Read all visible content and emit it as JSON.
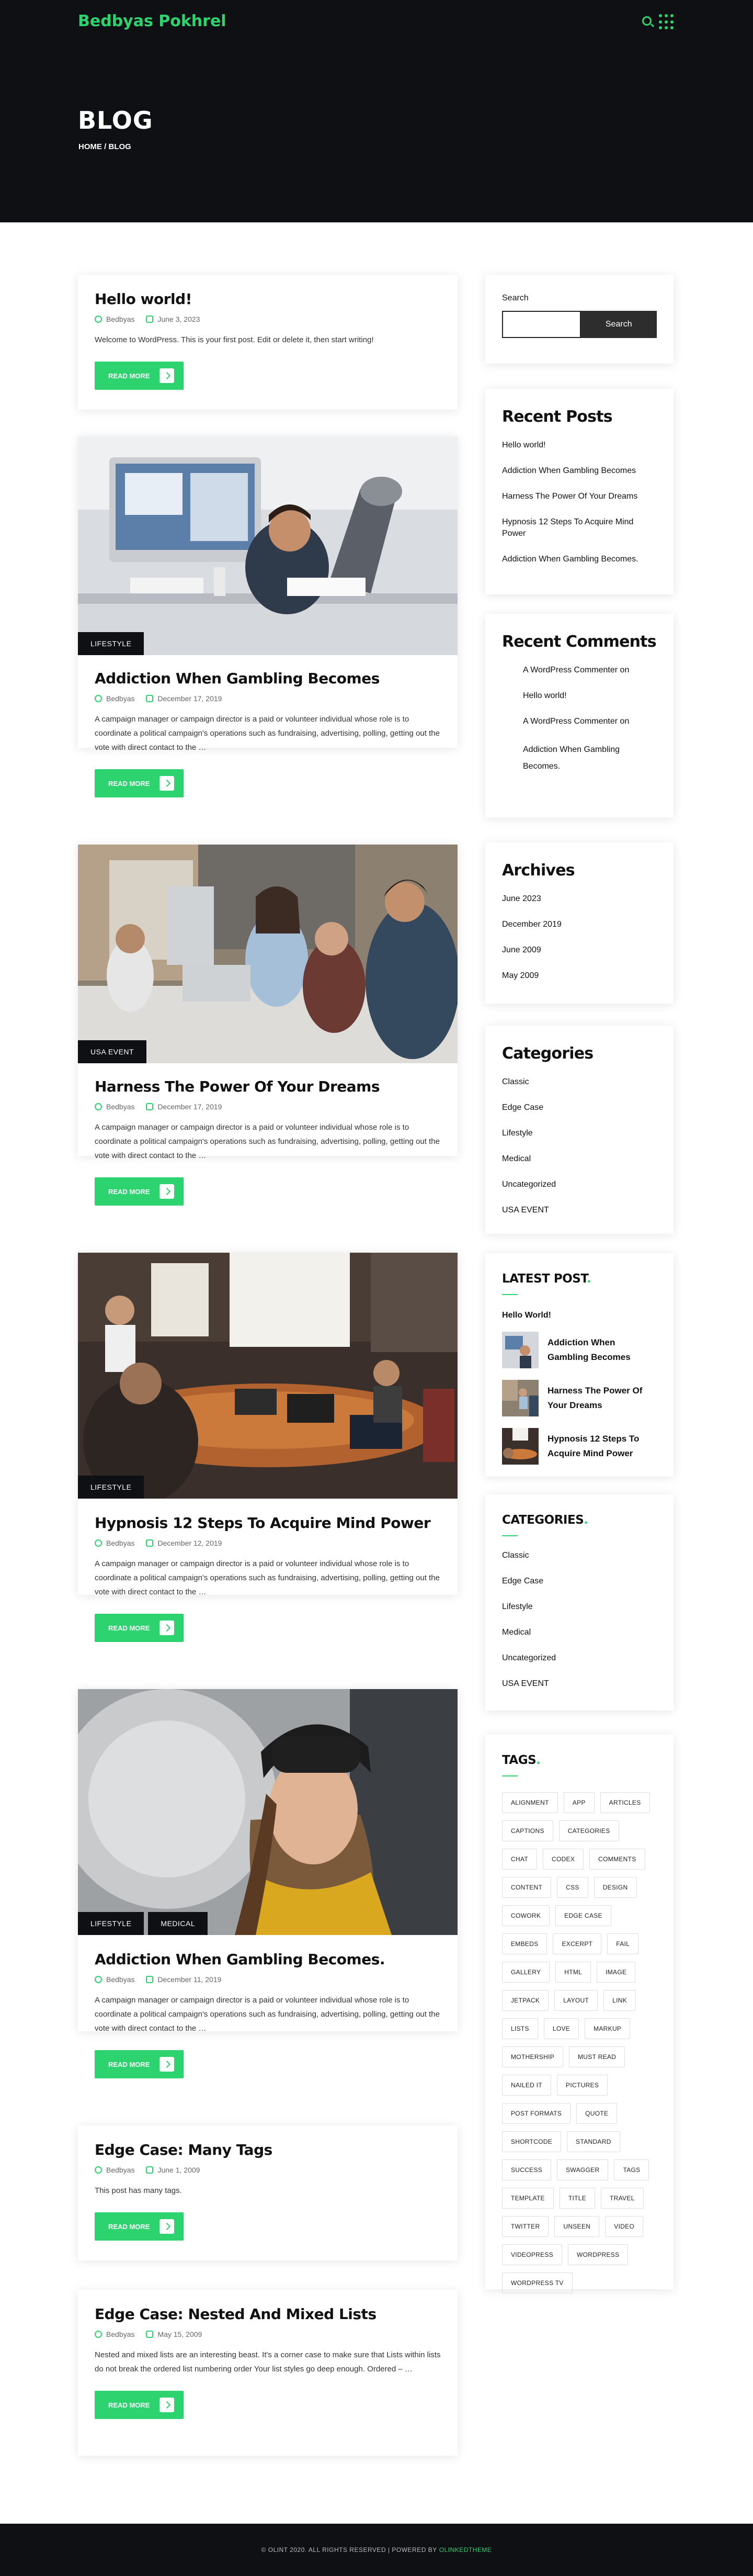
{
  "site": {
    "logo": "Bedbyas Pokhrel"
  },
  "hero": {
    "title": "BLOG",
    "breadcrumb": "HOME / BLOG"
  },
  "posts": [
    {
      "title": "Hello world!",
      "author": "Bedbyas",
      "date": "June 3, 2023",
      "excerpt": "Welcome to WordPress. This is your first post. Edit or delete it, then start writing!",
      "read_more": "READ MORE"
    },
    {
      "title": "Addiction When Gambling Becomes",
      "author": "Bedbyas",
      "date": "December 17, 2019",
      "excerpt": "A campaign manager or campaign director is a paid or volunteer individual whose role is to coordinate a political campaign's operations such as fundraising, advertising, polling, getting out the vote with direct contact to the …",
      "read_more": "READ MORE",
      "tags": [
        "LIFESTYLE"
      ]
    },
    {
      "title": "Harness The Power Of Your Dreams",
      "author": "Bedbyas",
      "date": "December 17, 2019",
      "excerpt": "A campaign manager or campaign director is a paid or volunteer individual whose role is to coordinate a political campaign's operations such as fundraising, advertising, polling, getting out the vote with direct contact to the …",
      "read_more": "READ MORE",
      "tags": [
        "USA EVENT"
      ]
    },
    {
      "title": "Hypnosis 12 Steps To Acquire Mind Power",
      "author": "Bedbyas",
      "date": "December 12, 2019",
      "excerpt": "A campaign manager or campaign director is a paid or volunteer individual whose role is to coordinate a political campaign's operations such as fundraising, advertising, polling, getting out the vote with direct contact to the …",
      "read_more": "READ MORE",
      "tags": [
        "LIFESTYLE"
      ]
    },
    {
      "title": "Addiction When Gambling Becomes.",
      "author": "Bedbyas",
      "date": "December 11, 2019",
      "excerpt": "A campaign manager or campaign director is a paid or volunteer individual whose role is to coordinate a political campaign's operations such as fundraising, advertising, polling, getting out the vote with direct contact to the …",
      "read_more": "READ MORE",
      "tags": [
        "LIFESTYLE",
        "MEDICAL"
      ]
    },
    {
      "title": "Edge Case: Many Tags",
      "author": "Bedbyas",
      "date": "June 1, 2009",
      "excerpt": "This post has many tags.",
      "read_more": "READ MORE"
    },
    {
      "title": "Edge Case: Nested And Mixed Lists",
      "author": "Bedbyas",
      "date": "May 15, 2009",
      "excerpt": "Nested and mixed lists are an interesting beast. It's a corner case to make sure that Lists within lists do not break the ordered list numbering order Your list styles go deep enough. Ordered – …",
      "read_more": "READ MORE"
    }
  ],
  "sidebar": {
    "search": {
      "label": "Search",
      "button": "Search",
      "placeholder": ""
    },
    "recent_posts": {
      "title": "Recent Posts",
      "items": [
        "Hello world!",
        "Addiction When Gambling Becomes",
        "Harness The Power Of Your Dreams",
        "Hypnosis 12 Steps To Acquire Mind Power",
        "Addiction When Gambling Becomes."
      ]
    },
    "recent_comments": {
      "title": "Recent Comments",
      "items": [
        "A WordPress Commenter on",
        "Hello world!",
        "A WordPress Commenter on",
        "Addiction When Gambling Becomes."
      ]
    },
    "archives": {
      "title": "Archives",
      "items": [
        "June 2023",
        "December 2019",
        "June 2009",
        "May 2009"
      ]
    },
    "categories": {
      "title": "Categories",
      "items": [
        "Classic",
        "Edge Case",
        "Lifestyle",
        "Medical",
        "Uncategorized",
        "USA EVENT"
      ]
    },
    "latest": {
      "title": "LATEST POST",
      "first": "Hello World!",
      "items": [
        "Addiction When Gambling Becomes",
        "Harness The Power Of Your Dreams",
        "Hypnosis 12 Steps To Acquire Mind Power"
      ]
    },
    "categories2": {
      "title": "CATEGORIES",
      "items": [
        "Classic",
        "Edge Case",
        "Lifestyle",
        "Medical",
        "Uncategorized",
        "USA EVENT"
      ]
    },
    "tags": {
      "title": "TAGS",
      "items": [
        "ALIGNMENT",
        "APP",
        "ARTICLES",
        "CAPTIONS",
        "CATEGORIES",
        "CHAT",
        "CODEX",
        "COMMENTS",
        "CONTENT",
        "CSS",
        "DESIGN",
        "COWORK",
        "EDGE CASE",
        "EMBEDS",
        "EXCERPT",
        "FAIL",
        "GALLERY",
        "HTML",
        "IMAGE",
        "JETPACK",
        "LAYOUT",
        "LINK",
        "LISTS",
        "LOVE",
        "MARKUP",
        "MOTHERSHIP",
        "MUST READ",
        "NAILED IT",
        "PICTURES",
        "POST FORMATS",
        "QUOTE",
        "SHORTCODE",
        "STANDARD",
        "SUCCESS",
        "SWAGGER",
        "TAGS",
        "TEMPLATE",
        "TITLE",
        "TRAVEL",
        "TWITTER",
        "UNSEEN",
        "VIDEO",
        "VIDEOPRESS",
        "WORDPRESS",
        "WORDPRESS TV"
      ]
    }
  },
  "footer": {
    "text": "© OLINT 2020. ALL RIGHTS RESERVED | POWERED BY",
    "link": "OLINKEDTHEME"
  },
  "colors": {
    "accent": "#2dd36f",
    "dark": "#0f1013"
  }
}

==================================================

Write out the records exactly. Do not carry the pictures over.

Read all visible content and emit it as JSON.
{
  "site": {
    "logo": "Bedbyas Pokhrel"
  },
  "hero": {
    "title": "BLOG",
    "breadcrumb": "HOME / BLOG"
  },
  "posts": [
    {
      "title": "Hello world!",
      "author": "Bedbyas",
      "date": "June 3, 2023",
      "excerpt": "Welcome to WordPress. This is your first post. Edit or delete it, then start writing!",
      "read_more": "READ MORE"
    },
    {
      "title": "Addiction When Gambling Becomes",
      "author": "Bedbyas",
      "date": "December 17, 2019",
      "excerpt": "A campaign manager or campaign director is a paid or volunteer individual whose role is to coordinate a political campaign's operations such as fundraising, advertising, polling, getting out the vote with direct contact to the …",
      "read_more": "READ MORE",
      "tags": [
        "LIFESTYLE"
      ]
    },
    {
      "title": "Harness The Power Of Your Dreams",
      "author": "Bedbyas",
      "date": "December 17, 2019",
      "excerpt": "A campaign manager or campaign director is a paid or volunteer individual whose role is to coordinate a political campaign's operations such as fundraising, advertising, polling, getting out the vote with direct contact to the …",
      "read_more": "READ MORE",
      "tags": [
        "USA EVENT"
      ]
    },
    {
      "title": "Hypnosis 12 Steps To Acquire Mind Power",
      "author": "Bedbyas",
      "date": "December 12, 2019",
      "excerpt": "A campaign manager or campaign director is a paid or volunteer individual whose role is to coordinate a political campaign's operations such as fundraising, advertising, polling, getting out the vote with direct contact to the …",
      "read_more": "READ MORE",
      "tags": [
        "LIFESTYLE"
      ]
    },
    {
      "title": "Addiction When Gambling Becomes.",
      "author": "Bedbyas",
      "date": "December 11, 2019",
      "excerpt": "A campaign manager or campaign director is a paid or volunteer individual whose role is to coordinate a political campaign's operations such as fundraising, advertising, polling, getting out the vote with direct contact to the …",
      "read_more": "READ MORE",
      "tags": [
        "LIFESTYLE",
        "MEDICAL"
      ]
    },
    {
      "title": "Edge Case: Many Tags",
      "author": "Bedbyas",
      "date": "June 1, 2009",
      "excerpt": "This post has many tags.",
      "read_more": "READ MORE"
    },
    {
      "title": "Edge Case: Nested And Mixed Lists",
      "author": "Bedbyas",
      "date": "May 15, 2009",
      "excerpt": "Nested and mixed lists are an interesting beast. It's a corner case to make sure that Lists within lists do not break the ordered list numbering order Your list styles go deep enough. Ordered – …",
      "read_more": "READ MORE"
    }
  ],
  "sidebar": {
    "search": {
      "label": "Search",
      "button": "Search",
      "placeholder": ""
    },
    "recent_posts": {
      "title": "Recent Posts",
      "items": [
        "Hello world!",
        "Addiction When Gambling Becomes",
        "Harness The Power Of Your Dreams",
        "Hypnosis 12 Steps To Acquire Mind Power",
        "Addiction When Gambling Becomes."
      ]
    },
    "recent_comments": {
      "title": "Recent Comments",
      "items": [
        "A WordPress Commenter on",
        "Hello world!",
        "A WordPress Commenter on",
        "Addiction When Gambling Becomes."
      ]
    },
    "archives": {
      "title": "Archives",
      "items": [
        "June 2023",
        "December 2019",
        "June 2009",
        "May 2009"
      ]
    },
    "categories": {
      "title": "Categories",
      "items": [
        "Classic",
        "Edge Case",
        "Lifestyle",
        "Medical",
        "Uncategorized",
        "USA EVENT"
      ]
    },
    "latest": {
      "title": "LATEST POST",
      "first": "Hello World!",
      "items": [
        "Addiction When Gambling Becomes",
        "Harness The Power Of Your Dreams",
        "Hypnosis 12 Steps To Acquire Mind Power"
      ]
    },
    "categories2": {
      "title": "CATEGORIES",
      "items": [
        "Classic",
        "Edge Case",
        "Lifestyle",
        "Medical",
        "Uncategorized",
        "USA EVENT"
      ]
    },
    "tags": {
      "title": "TAGS",
      "items": [
        "ALIGNMENT",
        "APP",
        "ARTICLES",
        "CAPTIONS",
        "CATEGORIES",
        "CHAT",
        "CODEX",
        "COMMENTS",
        "CONTENT",
        "CSS",
        "DESIGN",
        "COWORK",
        "EDGE CASE",
        "EMBEDS",
        "EXCERPT",
        "FAIL",
        "GALLERY",
        "HTML",
        "IMAGE",
        "JETPACK",
        "LAYOUT",
        "LINK",
        "LISTS",
        "LOVE",
        "MARKUP",
        "MOTHERSHIP",
        "MUST READ",
        "NAILED IT",
        "PICTURES",
        "POST FORMATS",
        "QUOTE",
        "SHORTCODE",
        "STANDARD",
        "SUCCESS",
        "SWAGGER",
        "TAGS",
        "TEMPLATE",
        "TITLE",
        "TRAVEL",
        "TWITTER",
        "UNSEEN",
        "VIDEO",
        "VIDEOPRESS",
        "WORDPRESS",
        "WORDPRESS TV"
      ]
    }
  },
  "footer": {
    "text": "© OLINT 2020. ALL RIGHTS RESERVED | POWERED BY",
    "link": "OLINKEDTHEME"
  },
  "colors": {
    "accent": "#2dd36f",
    "dark": "#0f1013"
  }
}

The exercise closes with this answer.